__Activity__. When a line in the records contains the string "What", copy that line.

━━━ Given data ━━━

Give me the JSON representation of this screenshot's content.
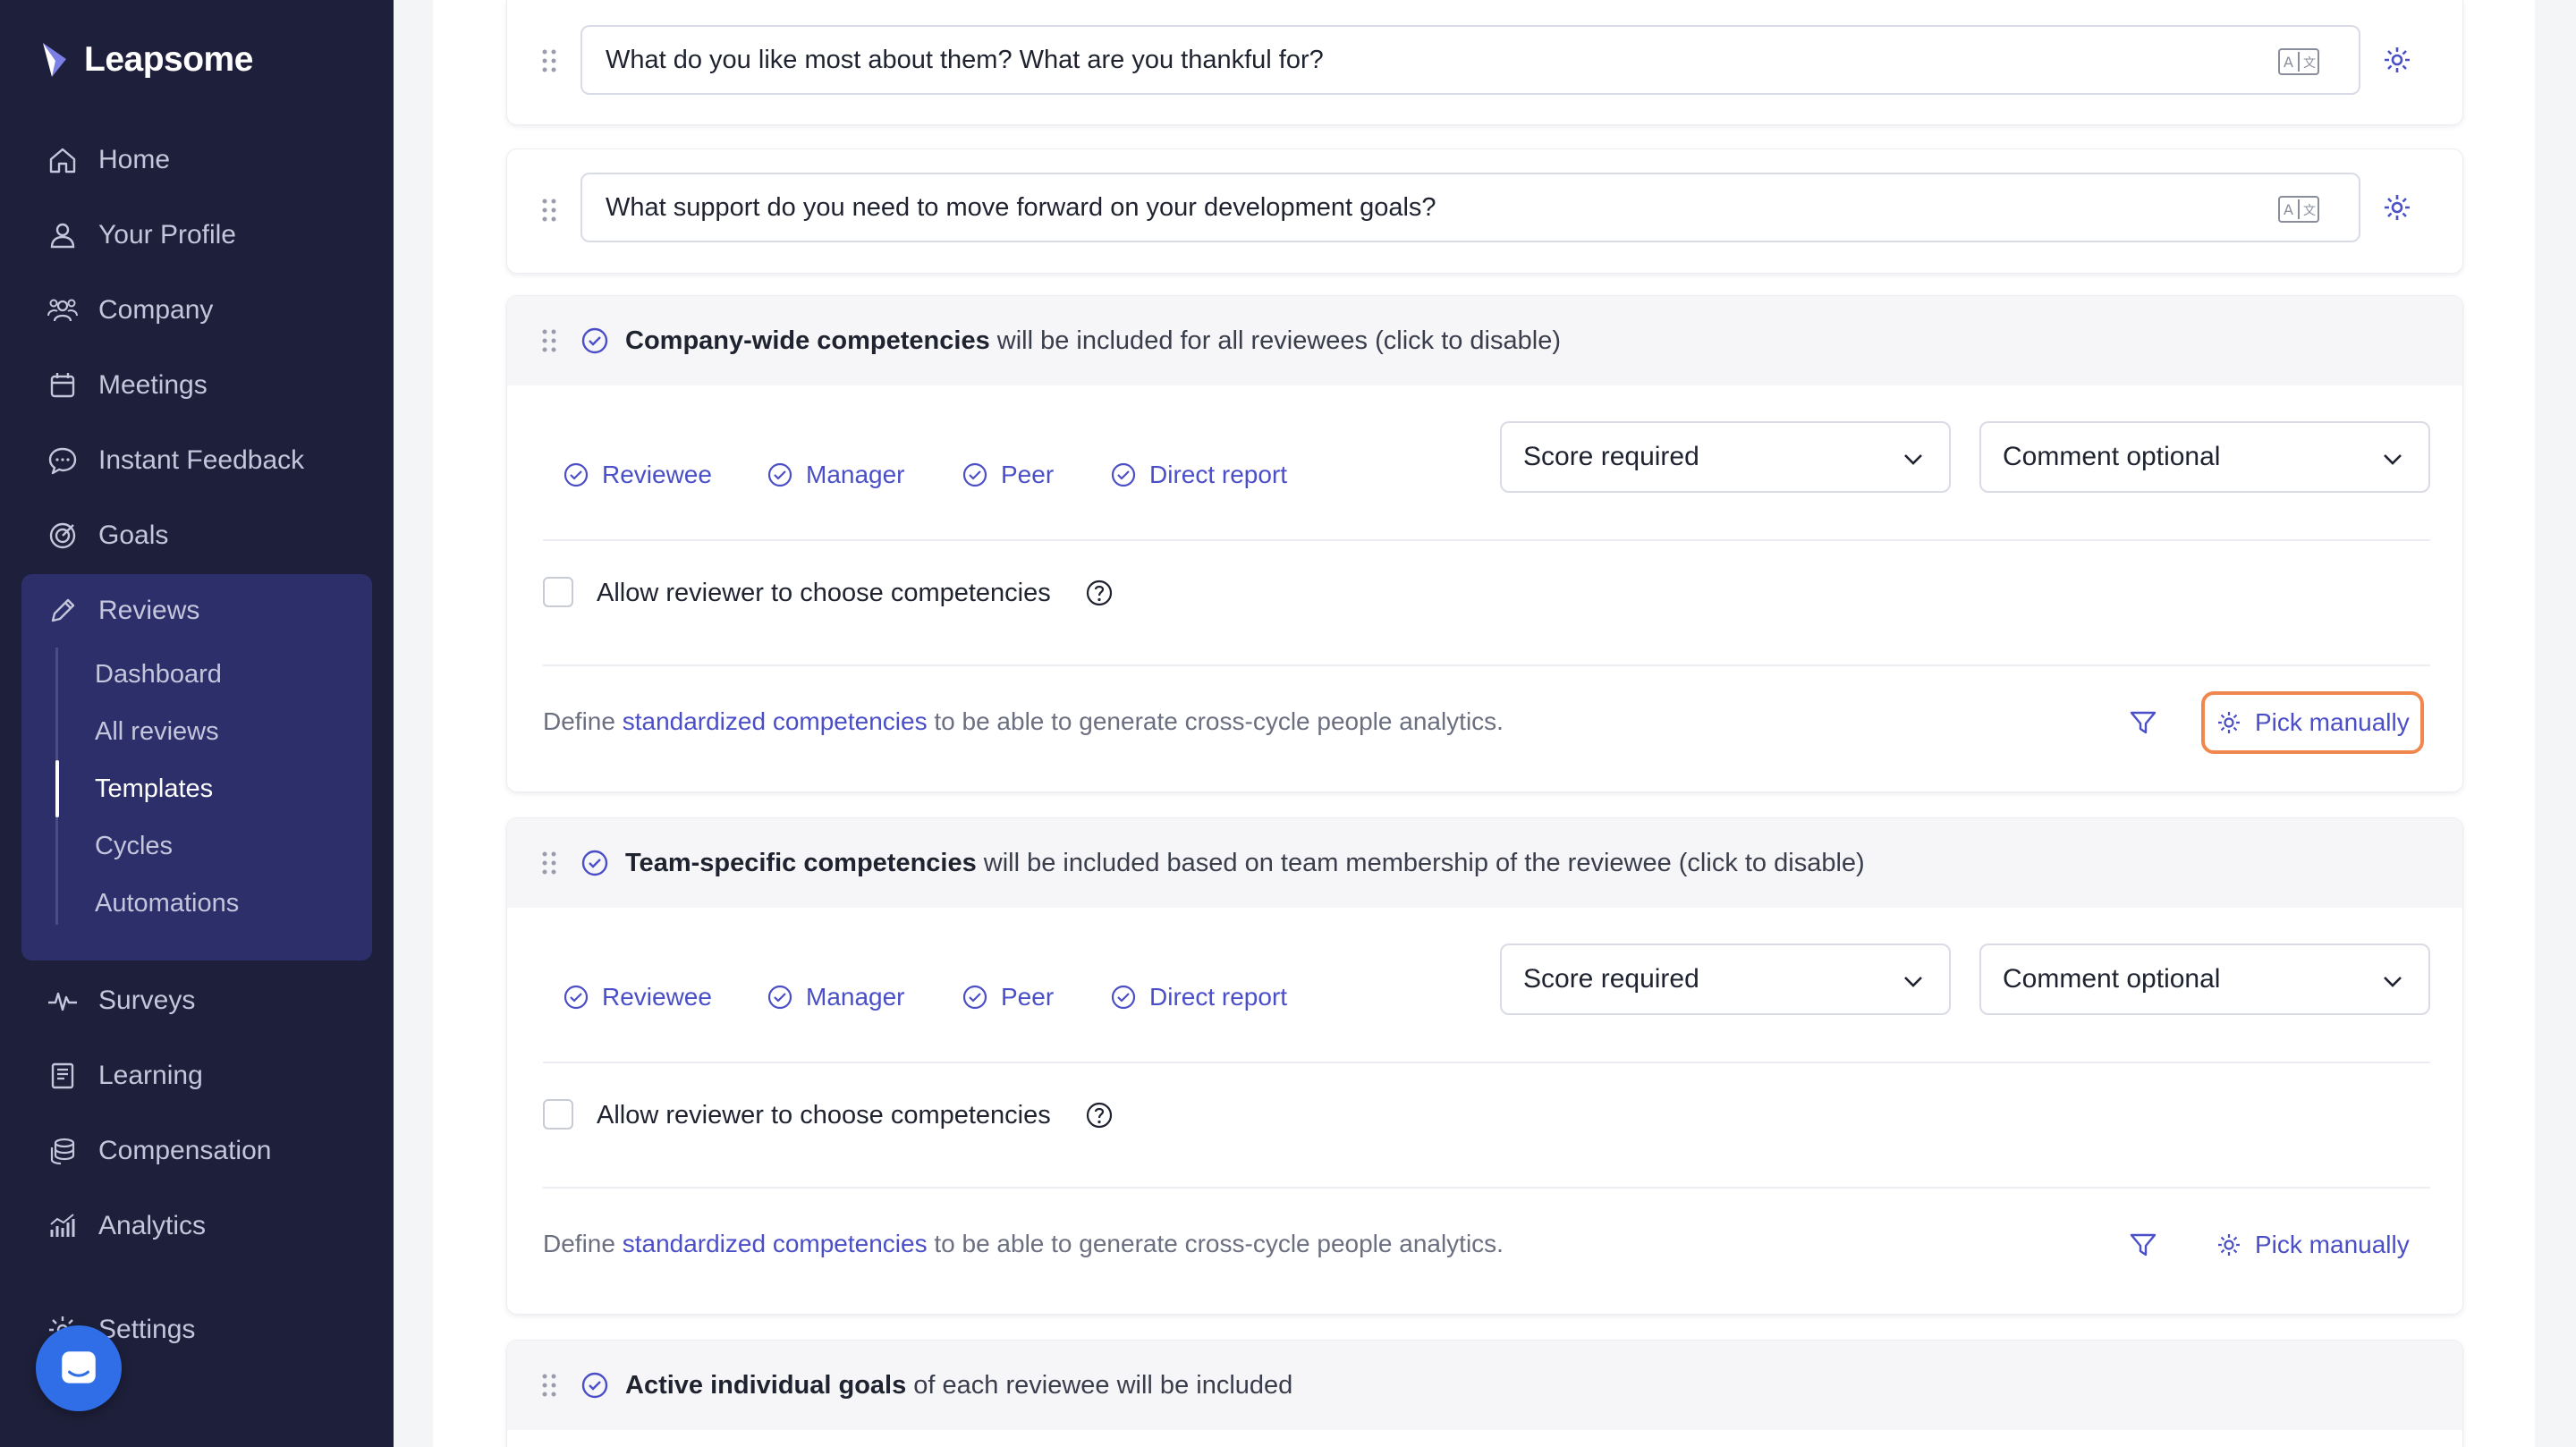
{
  "app": {
    "name": "Leapsome"
  },
  "sidebar": {
    "items": [
      {
        "label": "Home",
        "icon": "home-icon"
      },
      {
        "label": "Your Profile",
        "icon": "user-icon"
      },
      {
        "label": "Company",
        "icon": "people-icon"
      },
      {
        "label": "Meetings",
        "icon": "calendar-icon"
      },
      {
        "label": "Instant Feedback",
        "icon": "chat-bubble-icon"
      },
      {
        "label": "Goals",
        "icon": "target-icon"
      },
      {
        "label": "Reviews",
        "icon": "pencil-icon"
      },
      {
        "label": "Surveys",
        "icon": "pulse-icon"
      },
      {
        "label": "Learning",
        "icon": "book-icon"
      },
      {
        "label": "Compensation",
        "icon": "coins-icon"
      },
      {
        "label": "Analytics",
        "icon": "chart-icon"
      },
      {
        "label": "Settings",
        "icon": "gear-icon"
      }
    ],
    "reviews_sub": [
      {
        "label": "Dashboard"
      },
      {
        "label": "All reviews"
      },
      {
        "label": "Templates",
        "active": true
      },
      {
        "label": "Cycles"
      },
      {
        "label": "Automations"
      }
    ]
  },
  "questions": [
    {
      "text": "What do you like most about them? What are you thankful for?"
    },
    {
      "text": "What support do you need to move forward on your development goals?"
    }
  ],
  "sections": [
    {
      "title_bold": "Company-wide competencies",
      "title_rest": " will be included for all reviewees (click to disable)",
      "roles": [
        "Reviewee",
        "Manager",
        "Peer",
        "Direct report"
      ],
      "score_select": "Score required",
      "comment_select": "Comment optional",
      "allow_label": "Allow reviewer to choose competencies",
      "define_prefix": "Define ",
      "define_link": "standardized competencies",
      "define_suffix": " to be able to generate cross-cycle people analytics.",
      "pick_label": "Pick manually"
    },
    {
      "title_bold": "Team-specific competencies",
      "title_rest": " will be included based on team membership of the reviewee (click to disable)",
      "roles": [
        "Reviewee",
        "Manager",
        "Peer",
        "Direct report"
      ],
      "score_select": "Score required",
      "comment_select": "Comment optional",
      "allow_label": "Allow reviewer to choose competencies",
      "define_prefix": "Define ",
      "define_link": "standardized competencies",
      "define_suffix": " to be able to generate cross-cycle people analytics.",
      "pick_label": "Pick manually"
    },
    {
      "title_bold": "Active individual goals",
      "title_rest": " of each reviewee will be included"
    }
  ],
  "colors": {
    "sidebar": "#1e1f3a",
    "accent": "#4b4fc7",
    "highlight": "#f0874e"
  }
}
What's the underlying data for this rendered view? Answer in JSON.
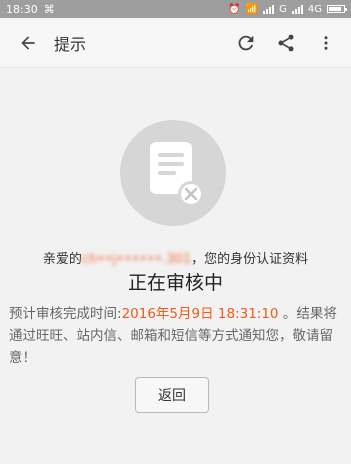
{
  "status_bar": {
    "time": "18:30",
    "network_1": "G",
    "network_2": "4G",
    "battery_percent": 85
  },
  "appbar": {
    "title": "提示",
    "icons": [
      "back-arrow-icon",
      "refresh-icon",
      "share-icon",
      "more-vert-icon"
    ]
  },
  "main": {
    "hero_icon": "document-rejected-icon",
    "line1_prefix": "亲爱的",
    "line1_name": "ch••j••••••.301",
    "line1_suffix": "，您的身份认证资料",
    "status_title": "正在审核中",
    "desc_prefix": "预计审核完成时间:",
    "desc_time": "2016年5月9日 18:31:10",
    "desc_suffix": " 。结果将通过旺旺、站内信、邮箱和短信等方式通知您，敬请留意！",
    "back_button": "返回"
  },
  "colors": {
    "accent_orange": "#f05a1b",
    "hero_circle": "#d6d6d6",
    "statusbar": "#9e9e9e"
  }
}
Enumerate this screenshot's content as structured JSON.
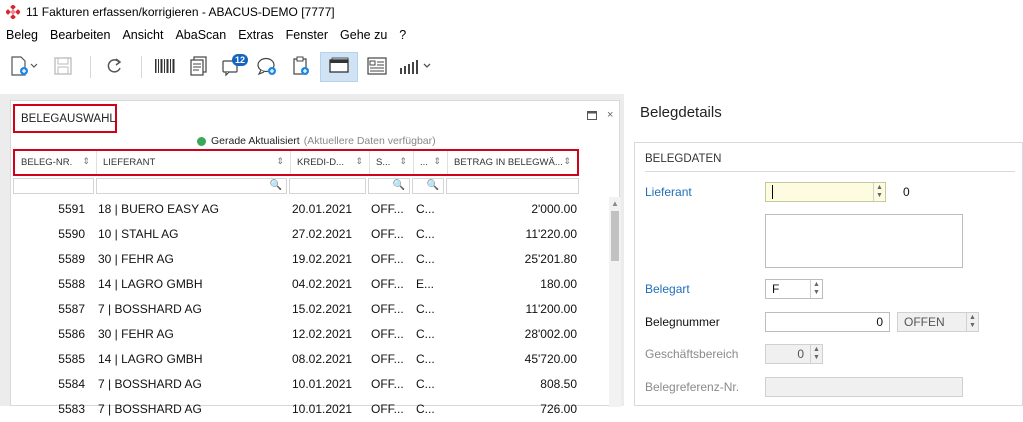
{
  "window": {
    "title": "11 Fakturen erfassen/korrigieren - ABACUS-DEMO [7777]"
  },
  "menu": [
    "Beleg",
    "Bearbeiten",
    "Ansicht",
    "AbaScan",
    "Extras",
    "Fenster",
    "Gehe zu",
    "?"
  ],
  "toolbar": {
    "badge_count": "12"
  },
  "left_panel": {
    "title": "BELEGAUSWAHL",
    "refresh_status": "Gerade Aktualisiert",
    "refresh_hint": "(Aktuellere Daten verfügbar)",
    "columns": [
      "BELEG-NR.",
      "LIEFERANT",
      "KREDI-D...",
      "S...",
      "...",
      "BETRAG IN BELEGWÄ..."
    ],
    "rows": [
      [
        "5591",
        "18 | BUERO EASY AG",
        "20.01.2021",
        "OFF...",
        "C...",
        "2'000.00"
      ],
      [
        "5590",
        "10 | STAHL AG",
        "27.02.2021",
        "OFF...",
        "C...",
        "11'220.00"
      ],
      [
        "5589",
        "30 | FEHR AG",
        "19.02.2021",
        "OFF...",
        "C...",
        "25'201.80"
      ],
      [
        "5588",
        "14 | LAGRO GMBH",
        "04.02.2021",
        "OFF...",
        "E...",
        "180.00"
      ],
      [
        "5587",
        "7 | BOSSHARD AG",
        "15.02.2021",
        "OFF...",
        "C...",
        "11'200.00"
      ],
      [
        "5586",
        "30 | FEHR AG",
        "12.02.2021",
        "OFF...",
        "C...",
        "28'002.00"
      ],
      [
        "5585",
        "14 | LAGRO GMBH",
        "08.02.2021",
        "OFF...",
        "C...",
        "45'720.00"
      ],
      [
        "5584",
        "7 | BOSSHARD AG",
        "10.01.2021",
        "OFF...",
        "C...",
        "808.50"
      ],
      [
        "5583",
        "7 | BOSSHARD AG",
        "10.01.2021",
        "OFF...",
        "C...",
        "726.00"
      ]
    ]
  },
  "right_panel": {
    "title": "Belegdetails",
    "section": "BELEGDATEN",
    "fields": {
      "lieferant_label": "Lieferant",
      "lieferant_suffix": "0",
      "belegart_label": "Belegart",
      "belegart_value": "F",
      "belegnummer_label": "Belegnummer",
      "belegnummer_value": "0",
      "status_value": "OFFEN",
      "geschaeftsbereich_label": "Geschäftsbereich",
      "geschaeftsbereich_value": "0",
      "belegreferenz_label": "Belegreferenz-Nr."
    }
  },
  "colors": {
    "highlight_border": "#d0021b",
    "link_blue": "#1f6eb8",
    "active_tool": "#cfe3f5"
  }
}
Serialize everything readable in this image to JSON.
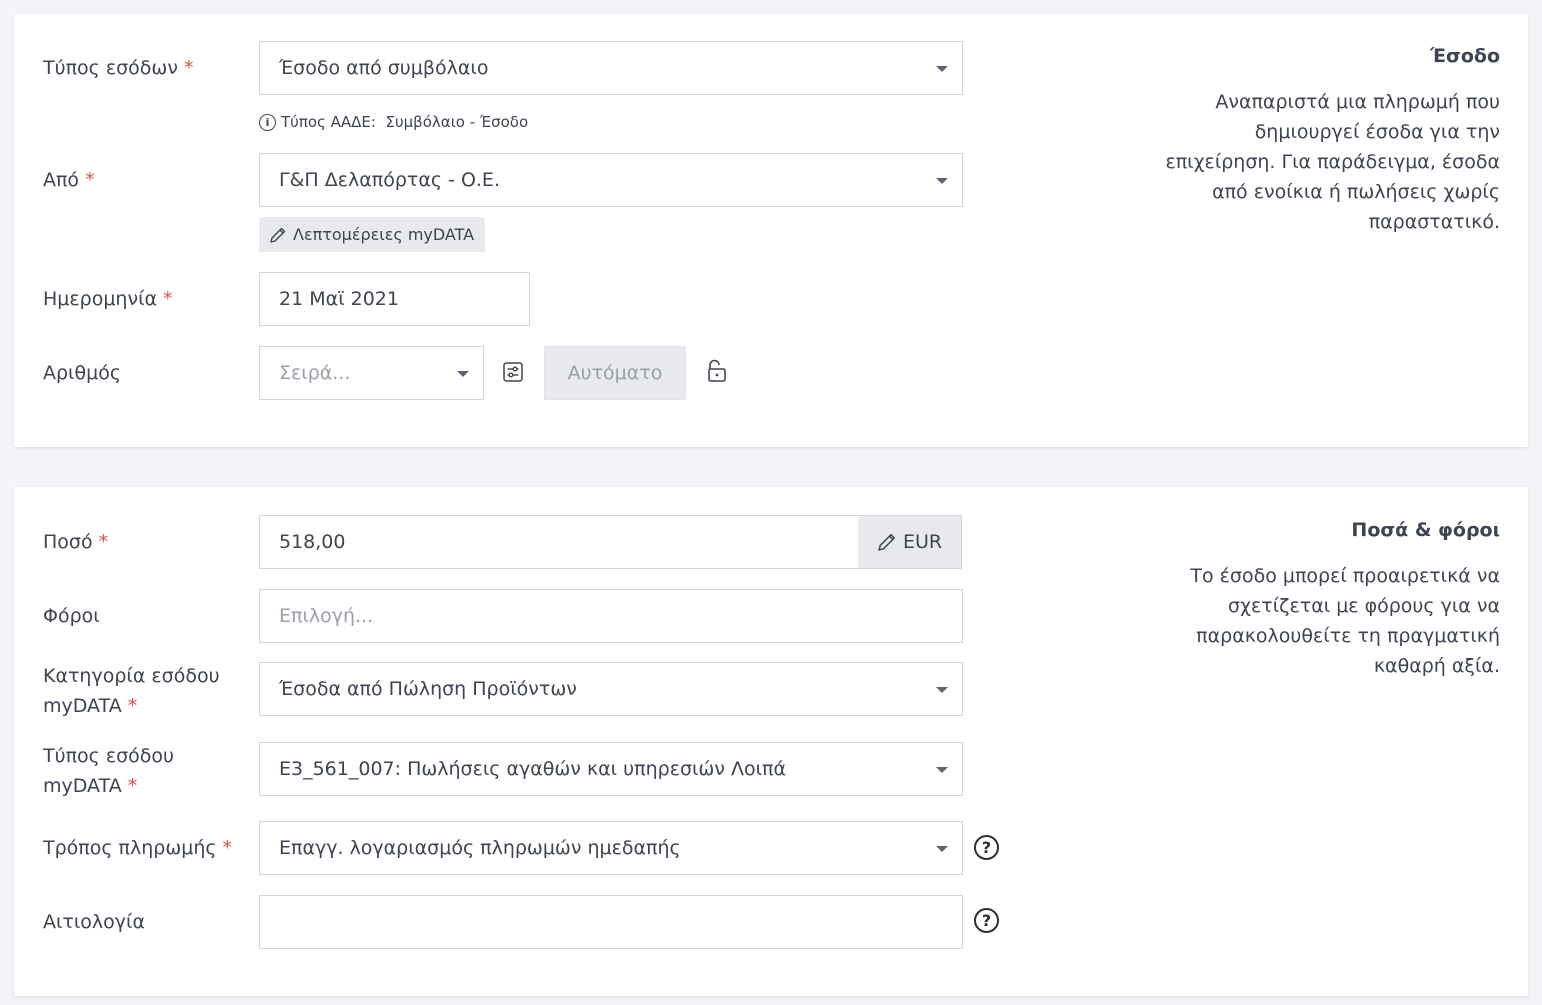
{
  "income_section": {
    "income_type": {
      "label": "Τύπος εσόδων",
      "required_mark": "*",
      "value": "Έσοδο από συμβόλαιο"
    },
    "aade_hint": {
      "icon": "info-icon",
      "prefix": "Τύπος ΑΑΔΕ:",
      "value": "Συμβόλαιο - Έσοδο"
    },
    "from": {
      "label": "Από",
      "required_mark": "*",
      "value": "Γ&Π Δελαπόρτας - Ο.Ε."
    },
    "mydata_button": {
      "icon": "pencil-icon",
      "label": "Λεπτομέρειες myDATA"
    },
    "date": {
      "label": "Ημερομηνία",
      "required_mark": "*",
      "value": "21 Μαϊ 2021"
    },
    "number": {
      "label": "Αριθμός",
      "series_placeholder": "Σειρά...",
      "settings_icon": "sliders-icon",
      "auto_placeholder": "Αυτόματο",
      "lock_icon": "unlock-icon"
    },
    "side": {
      "title": "Έσοδο",
      "lines": [
        "Αναπαριστά μια πληρωμή που",
        "δημιουργεί έσοδα για την",
        "επιχείρηση. Για παράδειγμα, έσοδα",
        "από ενοίκια ή πωλήσεις χωρίς",
        "παραστατικό."
      ]
    }
  },
  "amounts_section": {
    "amount": {
      "label": "Ποσό",
      "required_mark": "*",
      "value": "518,00",
      "currency": "EUR",
      "currency_icon": "pencil-icon"
    },
    "taxes": {
      "label": "Φόροι",
      "placeholder": "Επιλογή..."
    },
    "category": {
      "label_line1": "Κατηγορία εσόδου",
      "label_line2": "myDATA",
      "required_mark": "*",
      "value": "Έσοδα από Πώληση Προϊόντων"
    },
    "mydata_type": {
      "label_line1": "Τύπος εσόδου",
      "label_line2": "myDATA",
      "required_mark": "*",
      "value": "Ε3_561_007: Πωλήσεις αγαθών και υπηρεσιών Λοιπά"
    },
    "payment_method": {
      "label": "Τρόπος πληρωμής",
      "required_mark": "*",
      "value": "Επαγγ. λογαριασμός πληρωμών ημεδαπής",
      "help": "?"
    },
    "reason": {
      "label": "Αιτιολογία",
      "value": "",
      "help": "?"
    },
    "side": {
      "title": "Ποσά & φόροι",
      "lines": [
        "Το έσοδο μπορεί προαιρετικά να",
        "σχετίζεται με φόρους για να",
        "παρακολουθείτε τη πραγματική",
        "καθαρή αξία."
      ]
    }
  }
}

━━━

__Response__.
      "text": "What do you like most about them? What are you thankful for?"
      "text": "What support do you need to move forward on your development goals?"
What's the underlying data for this rendered view? Answer in JSON.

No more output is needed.